Most will agree that frontline staff has valuable input, but for many training experts the decision to prioritize internal inquiry is uncomfortable to make, because it is a follower-centric approach rather than leader-centric. The familiar, leadership paradigm typically does not consider the authentic voice of followership, an essential ingredient in any sustainable, organizational culture. Like well-matched dance partners, leaders and followers can optimize one another’s work.
Hesitation is understandable, yet the research is clear: Organizations need a new approach. By truly honoring and incorporating the voices of frontline staff and followers, managers and thought leaders can better understand the real needs of the organization. This is the missing piece.
Here are a few ideas to consider when beginning a process of internal inquiry:
- Establish Good Faith – Communicate a sincere desire for two-way dialogue as personally and as transparently as possible. Ideally, this should happen at every level of the organization, between each leader-follower pairing. If trust has been damaged in some areas or in any relationships, seek to repair and rebuild it wherever possible.
- Design Inquiry Questions – Design a short set of open-ended questions to ask groups of employees by rank and department, perhaps 5-6 questions at most. You may wish to hire a coach to develop questions that both reflect senior leaders’ organizational visions and also leave room for employees at every level to share real needs from the follower perspective with their respective supervisors. Sample questions might be:
- What is your biggest routine challenge?
- What could your leader do to help you with this challenge?
- What other kind of support or change do you need to address this challenge?

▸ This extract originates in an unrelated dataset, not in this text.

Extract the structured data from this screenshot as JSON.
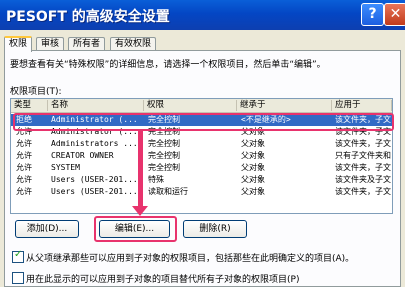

- Invite Candid Input – Create time for employees of similar rank to gather in groups and respond to the inquiries at the same time in writing. If hiring a coach, you may wish to have that person facilitate a brief discussion before the writing takes place.